> EXTRACTED ENTRIES
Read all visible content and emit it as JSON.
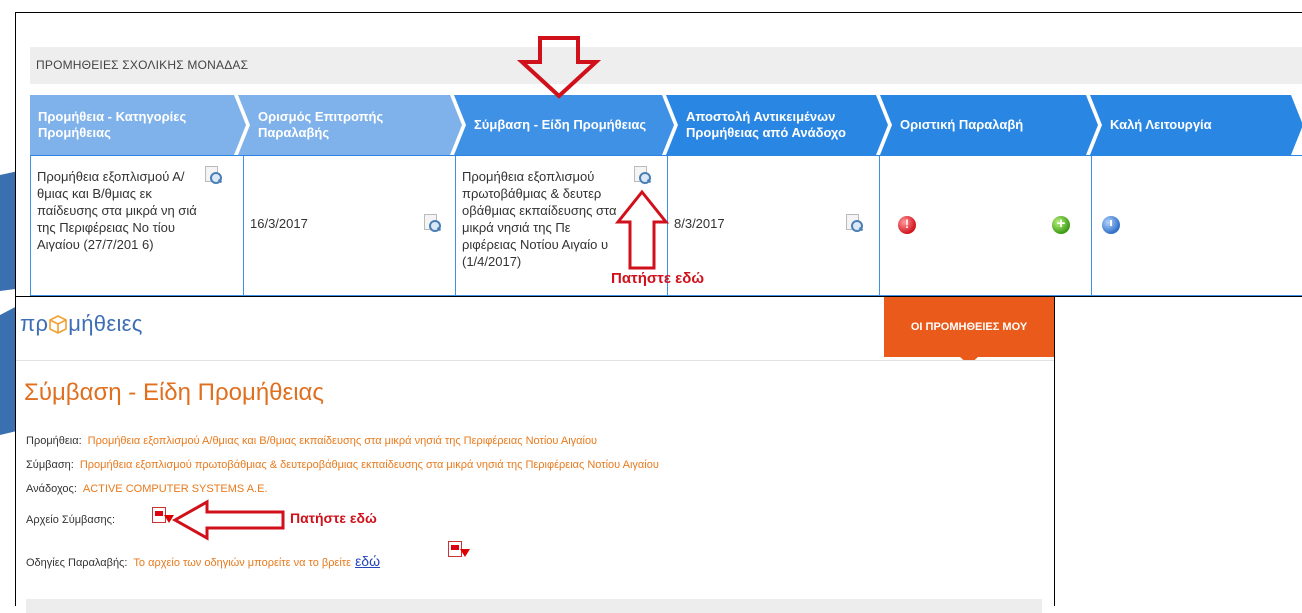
{
  "section": {
    "title": "ΠΡΟΜΗΘΕΙΕΣ ΣΧΟΛΙΚΗΣ ΜΟΝΑΔΑΣ"
  },
  "steps": [
    {
      "label": "Προμήθεια - Κατηγορίες Προμήθειας"
    },
    {
      "label": "Ορισμός Επιτροπής Παραλαβής"
    },
    {
      "label": "Σύμβαση - Είδη Προμήθειας"
    },
    {
      "label": "Αποστολή Αντικειμένων Προμήθειας από Ανάδοχο"
    },
    {
      "label": "Οριστική Παραλαβή"
    },
    {
      "label": "Καλή Λειτουργία"
    }
  ],
  "cells": {
    "procurement": "Προμήθεια εξοπλισμού Α/θμιας και Β/θμιας εκ παίδευσης στα μικρά νη σιά της Περιφέρειας Νο τίου Αιγαίου (27/7/201 6)",
    "committee_date": "16/3/2017",
    "contract": "Προμήθεια εξοπλισμού πρωτοβάθμιας & δευτερ οβάθμιας εκπαίδευσης στα μικρά νησιά της Πε ριφέρειας Νοτίου Αιγαίο υ (1/4/2017)",
    "shipment_date": "8/3/2017"
  },
  "annotations": {
    "click_here": "Πατήστε εδώ"
  },
  "app": {
    "logo_text_left": "πρ",
    "logo_text_right": "μήθειες",
    "nav_tab": "ΟΙ ΠΡΟΜΗΘΕΙΕΣ ΜΟΥ",
    "page_title": "Σύμβαση - Είδη Προμήθειας",
    "fields": {
      "procurement_label": "Προμήθεια:",
      "procurement_value": "Προμήθεια εξοπλισμού Α/θμιας και Β/θμιας εκπαίδευσης στα μικρά νησιά της Περιφέρειας Νοτίου Αιγαίου",
      "contract_label": "Σύμβαση:",
      "contract_value": "Προμήθεια εξοπλισμού πρωτοβάθμιας & δευτεροβάθμιας εκπαίδευσης στα μικρά νησιά της Περιφέρειας Νοτίου Αιγαίου",
      "contractor_label": "Ανάδοχος:",
      "contractor_value": "ACTIVE COMPUTER SYSTEMS A.E.",
      "contract_file_label": "Αρχείο Σύμβασης:",
      "instructions_label": "Οδηγίες Παραλαβής:",
      "instructions_value": "Το αρχείο των οδηγιών μπορείτε να το βρείτε",
      "instructions_link": "εδώ"
    }
  },
  "colors": {
    "accent": "#ea5b1b",
    "step_done": "#7fb2ea",
    "step_current": "#3f91e6",
    "step_todo": "#2a86e3",
    "annotation": "#d0101a"
  },
  "icons": [
    "zoom-icon",
    "error-icon",
    "add-icon",
    "clock-icon",
    "pdf-download-icon",
    "down-arrow-icon",
    "up-arrow-icon",
    "left-arrow-icon"
  ]
}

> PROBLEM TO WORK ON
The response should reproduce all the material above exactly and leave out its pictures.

> SOLUTION BELOW
Read all visible content and emit it as JSON.
{
  "section": {
    "title": "ΠΡΟΜΗΘΕΙΕΣ ΣΧΟΛΙΚΗΣ ΜΟΝΑΔΑΣ"
  },
  "steps": [
    {
      "label": "Προμήθεια - Κατηγορίες Προμήθειας"
    },
    {
      "label": "Ορισμός Επιτροπής Παραλαβής"
    },
    {
      "label": "Σύμβαση - Είδη Προμήθειας"
    },
    {
      "label": "Αποστολή Αντικειμένων Προμήθειας από Ανάδοχο"
    },
    {
      "label": "Οριστική Παραλαβή"
    },
    {
      "label": "Καλή Λειτουργία"
    }
  ],
  "cells": {
    "procurement": "Προμήθεια εξοπλισμού Α/θμιας και Β/θμιας εκ παίδευσης στα μικρά νη σιά της Περιφέρειας Νο τίου Αιγαίου (27/7/201 6)",
    "committee_date": "16/3/2017",
    "contract": "Προμήθεια εξοπλισμού πρωτοβάθμιας & δευτερ οβάθμιας εκπαίδευσης στα μικρά νησιά της Πε ριφέρειας Νοτίου Αιγαίο υ (1/4/2017)",
    "shipment_date": "8/3/2017"
  },
  "annotations": {
    "click_here": "Πατήστε εδώ"
  },
  "app": {
    "logo_text_left": "πρ",
    "logo_text_right": "μήθειες",
    "nav_tab": "ΟΙ ΠΡΟΜΗΘΕΙΕΣ ΜΟΥ",
    "page_title": "Σύμβαση - Είδη Προμήθειας",
    "fields": {
      "procurement_label": "Προμήθεια:",
      "procurement_value": "Προμήθεια εξοπλισμού Α/θμιας και Β/θμιας εκπαίδευσης στα μικρά νησιά της Περιφέρειας Νοτίου Αιγαίου",
      "contract_label": "Σύμβαση:",
      "contract_value": "Προμήθεια εξοπλισμού πρωτοβάθμιας & δευτεροβάθμιας εκπαίδευσης στα μικρά νησιά της Περιφέρειας Νοτίου Αιγαίου",
      "contractor_label": "Ανάδοχος:",
      "contractor_value": "ACTIVE COMPUTER SYSTEMS A.E.",
      "contract_file_label": "Αρχείο Σύμβασης:",
      "instructions_label": "Οδηγίες Παραλαβής:",
      "instructions_value": "Το αρχείο των οδηγιών μπορείτε να το βρείτε",
      "instructions_link": "εδώ"
    }
  },
  "colors": {
    "accent": "#ea5b1b",
    "step_done": "#7fb2ea",
    "step_current": "#3f91e6",
    "step_todo": "#2a86e3",
    "annotation": "#d0101a"
  },
  "icons": [
    "zoom-icon",
    "error-icon",
    "add-icon",
    "clock-icon",
    "pdf-download-icon",
    "down-arrow-icon",
    "up-arrow-icon",
    "left-arrow-icon"
  ]
}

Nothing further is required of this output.